Thousands of email addresses and encrypted passwords were exposed for nearly a month – leaving 78,000 Mozilla app developers vulnerable to hackers. It’s not yet clear whether the vulnerability has been exploited, or whether this is a data breach, Mozilla sad.
The email addresses, plus 4,000 encrypted passwords were left on a publicly available server for 30 days from June 23, leading to the concerns over a potential data breach, according to Ars Technica’s report.
In an official blog post, Stormy Peters, Mozilla’s director of developer relations said, “While we have not been able to detect malicious activity on that server, we cannot be sure there wasn’t any such access.The encrypted passwords were salted hashes and they by themselves cannot be used to authenticate with the MDN website today.”
“Still, it is possible that some MDN users could have reused their original MDN passwords on other non-Mozilla websites or authentication systems. We’ve sent notices to the users who were affected,” Peters said.
VPN Creative said the breach had potentially exposed, “the email addresses and passwords of many of the top add-on programmers who have helped Firefox and its associated programs become one of the most customizable and sought after browsers available on the market today.”
Firefox is the third-most popular browser in the world after Chrome and Internet Explorer.
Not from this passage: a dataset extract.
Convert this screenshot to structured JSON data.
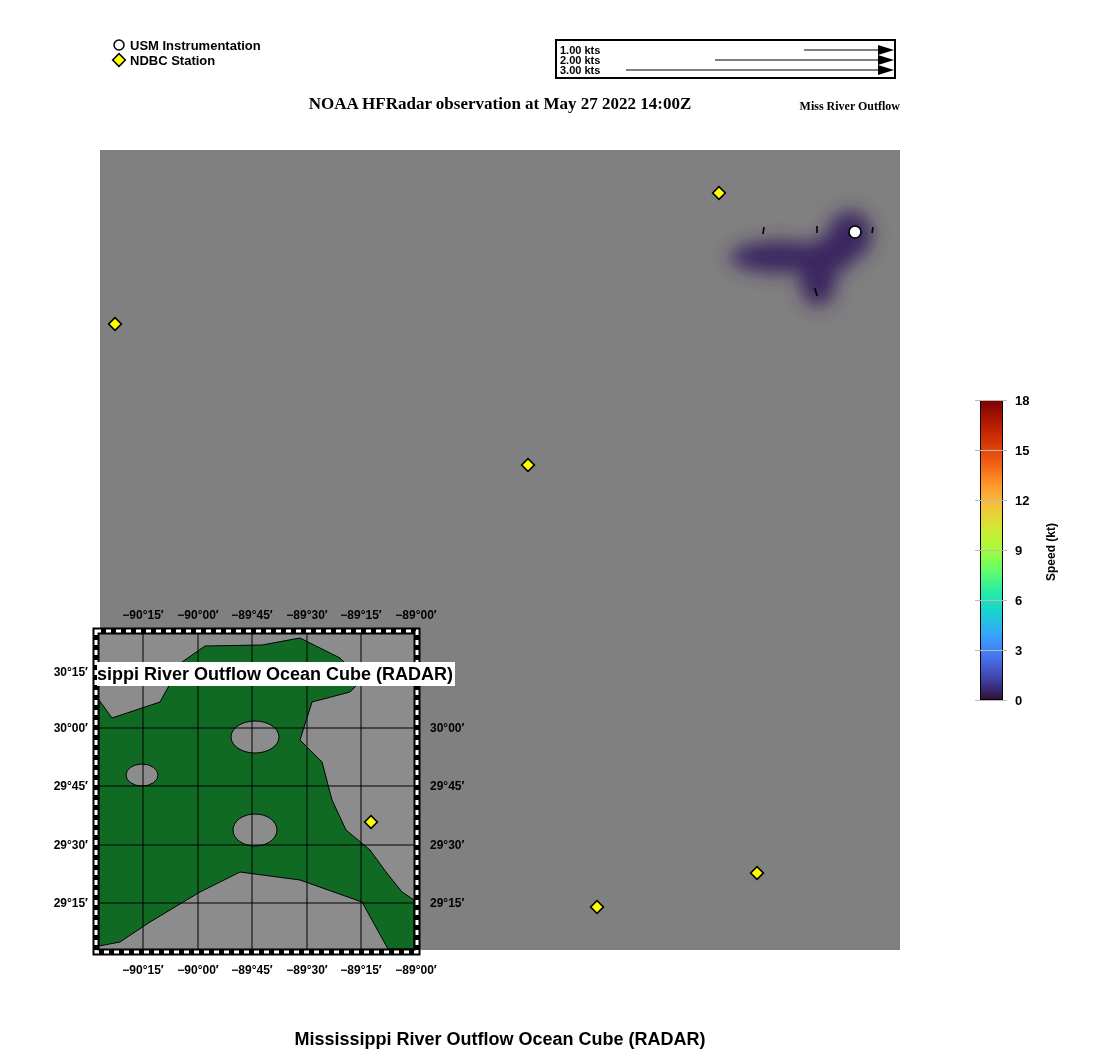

The customizable nature of the browser – allowing add-ons to change the appearance and function of the software was revolutionary 10 years ago.
Writing on Mozilla’s add-ons blog, Amy Tsay says, “Anyone with coding skills could create an add-on and submit it to addons.mozilla.org (AMO) for others to use. The idea that you could experience the web on your own terms was a powerful one, and today, add-ons have been downloaded close to 4 billion times.”
Popular Firefox add-ons such as Lightbeam have offered the general public a visual way to understand privacy – a graphic shows companies connecting to a machine as it browses, from third-party ad trackers to e-commerce companies.
ESET Researcher Stephen Cobb writes, “Last year’s ESET Threat Report demonstrated that online privacy had become something the world was worried about, in the wake of Edward Snowden’s revelations. I predicted an unprecedented level of interest in encryption products due to continuing revelations about state-sponsored surveillance of companies and consumers.”
Peters also invites developers who are concerned they may have fallen victim to contact Mozilla directly. Mozilla also created a forum for developers to voice concerns, and asked for advice from the wider security community.
The potential breach was caused by an automated process of “data sanitization” which left the information on an accessible server.
Author Rob Waugh, We Live Security